COLORADO SPRINGS, Colo. - In day three of testimony, we heard from six witnesses in the trial of former El Paso County Sheriff Terry Maketa.
A lieutenant took the stand Wednesday to talk about what she knows about the missing "Bill Elder" internal affairs file. Internal affairs files contain allegations of misconduct against employees of the Sheriff's office. Not every person in the office has one.
Elder was a candidate running for Sheriff at the time his file disappeared.
The big take away in court Wednesday: Who took Bill Elder's file, and why? Who was involved?
Lt. Cheryl Peck with the El Paso County Sheriff's office was in charge of the internal affairs unit that investigates allegations of serious misconduct. This relates to counts 5, 6, and 7 which include first degree official misconduct.
Peck was the first to discover that the Elder file was missing.
“On April 8, 2013, I received a call from chief Joe Briester requesting info on a previous hire. The last name was in the E-F alphabet. I told him I’d call him back after I went into the archive room. I opened the drawer and noticed there was a file hanging a inch up higher than the others. I went to push it down and looked at it and it said Elder, William. I opened it up and the jacket was completely empty. I looked through to see if someone put it elsewhere by mistake but I couldn’t find it," Peck testified.
Prosecuting attorney Chris Wilcox responded, "What was significant about the Elder file at that time?"
PECK: "He was a candidate running for the Sheriff."
WILCOX: "How did you know there was a Bill Elder file, had you seen the file before?"
PECK: "Yes, I'd seen it in September and October of 2011 and I only remember that because I was working internal affairs at the time and our file cabinets were in the interview room. I never went in and read that file just noticed it was there."
WILCOX: "Did Maketa have feelings about Elder that he disclosed to you?"
PECK: "Maketa told me he didn’t like Elder because he was crooked, sneaky and dirty."
WILCOX: "Did Maketa talk to you about what his intentions were before leaving office?"
PECK: "Yes. He stated to me one day he'd learn one big thing from the previous Sheriff that one of the biggest regrets was he didn't get rid of staff members he should have before he left office. He told me he wouldn’t have that same regret when he left office."
Prosecutors questioned peck about how Maketa reacted to the missing file.
“He told me that if everything went the way he wanted it to go, that then the media and and community would see that Bill Elder was crooked, dirty and it would knock him out of the election," Peck said.
Months later, Peck was demoted from her position.
James Reid was the second witness called to the stand Wednesday.
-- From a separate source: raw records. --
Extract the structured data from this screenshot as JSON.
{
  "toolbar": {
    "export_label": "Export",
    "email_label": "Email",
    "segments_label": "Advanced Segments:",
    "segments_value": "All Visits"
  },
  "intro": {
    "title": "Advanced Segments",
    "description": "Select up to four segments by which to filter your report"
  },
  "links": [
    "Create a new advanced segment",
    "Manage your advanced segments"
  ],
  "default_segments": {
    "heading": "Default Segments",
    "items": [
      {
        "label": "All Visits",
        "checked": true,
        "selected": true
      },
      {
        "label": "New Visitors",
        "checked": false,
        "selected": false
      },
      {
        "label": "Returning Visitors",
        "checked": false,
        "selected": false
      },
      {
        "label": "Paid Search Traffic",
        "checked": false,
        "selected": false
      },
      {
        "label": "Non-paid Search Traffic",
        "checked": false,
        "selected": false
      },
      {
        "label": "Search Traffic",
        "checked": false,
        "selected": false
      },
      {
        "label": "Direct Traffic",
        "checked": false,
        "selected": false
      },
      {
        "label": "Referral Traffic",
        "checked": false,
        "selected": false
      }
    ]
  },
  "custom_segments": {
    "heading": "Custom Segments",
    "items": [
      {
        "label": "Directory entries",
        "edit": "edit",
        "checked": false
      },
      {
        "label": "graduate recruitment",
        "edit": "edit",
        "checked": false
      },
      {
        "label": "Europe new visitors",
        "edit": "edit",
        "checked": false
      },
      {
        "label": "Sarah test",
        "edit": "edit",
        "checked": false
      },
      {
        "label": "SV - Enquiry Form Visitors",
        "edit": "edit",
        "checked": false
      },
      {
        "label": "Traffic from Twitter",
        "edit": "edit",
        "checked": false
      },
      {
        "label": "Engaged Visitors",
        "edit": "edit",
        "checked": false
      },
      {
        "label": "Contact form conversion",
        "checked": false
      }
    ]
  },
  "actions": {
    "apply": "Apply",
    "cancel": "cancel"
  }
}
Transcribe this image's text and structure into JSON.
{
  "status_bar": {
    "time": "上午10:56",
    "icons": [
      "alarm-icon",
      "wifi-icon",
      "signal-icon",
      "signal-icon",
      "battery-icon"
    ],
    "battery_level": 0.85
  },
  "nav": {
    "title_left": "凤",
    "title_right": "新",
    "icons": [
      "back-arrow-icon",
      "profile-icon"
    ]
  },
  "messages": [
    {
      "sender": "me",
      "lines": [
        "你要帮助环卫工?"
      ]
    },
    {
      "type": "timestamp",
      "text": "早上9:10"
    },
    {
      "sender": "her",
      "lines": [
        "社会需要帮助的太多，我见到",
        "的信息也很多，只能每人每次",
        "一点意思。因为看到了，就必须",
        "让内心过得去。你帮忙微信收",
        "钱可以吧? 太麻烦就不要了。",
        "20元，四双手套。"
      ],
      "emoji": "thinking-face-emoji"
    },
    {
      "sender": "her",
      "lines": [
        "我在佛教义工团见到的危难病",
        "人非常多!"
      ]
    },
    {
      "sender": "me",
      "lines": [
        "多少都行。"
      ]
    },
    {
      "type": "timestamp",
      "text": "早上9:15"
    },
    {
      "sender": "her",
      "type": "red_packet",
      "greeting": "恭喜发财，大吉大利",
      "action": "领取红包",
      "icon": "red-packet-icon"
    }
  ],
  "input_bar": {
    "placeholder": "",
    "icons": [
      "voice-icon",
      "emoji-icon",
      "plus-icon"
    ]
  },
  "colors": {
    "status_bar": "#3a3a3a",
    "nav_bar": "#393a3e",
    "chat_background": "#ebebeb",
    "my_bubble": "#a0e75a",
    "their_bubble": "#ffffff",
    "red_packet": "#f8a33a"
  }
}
He was the El Paso County fire marshal during Maketa's term.
As fire marshal, Reid had to put together a report on how officials handled the Waldo Canyon fire in June 2012.
In court, Reid testified that there was tension with Maketa and he wasn't satisfied with the report, but he gave no reasons why or how to fix it.
REID: "My boss said the Sheriff (Maketa) said my report was a piece of s****."
WILCOX: "What happened after that?"
REID: "I said tell me what's wrong and Ill fix the after action report."
Reid was later let go from his position.
Other witnesses took the stand Wednesday including Charles Greenlee: a former staff attorney for EPCSO, Joseph Kelemen: a former sheriff's detective, Richard Christopher Capoot, and Amy Fitch who works for the District Attorneys office.
This trial is ahead of schedule. Judge Larry Schwarts expects closing statements to be on Monday.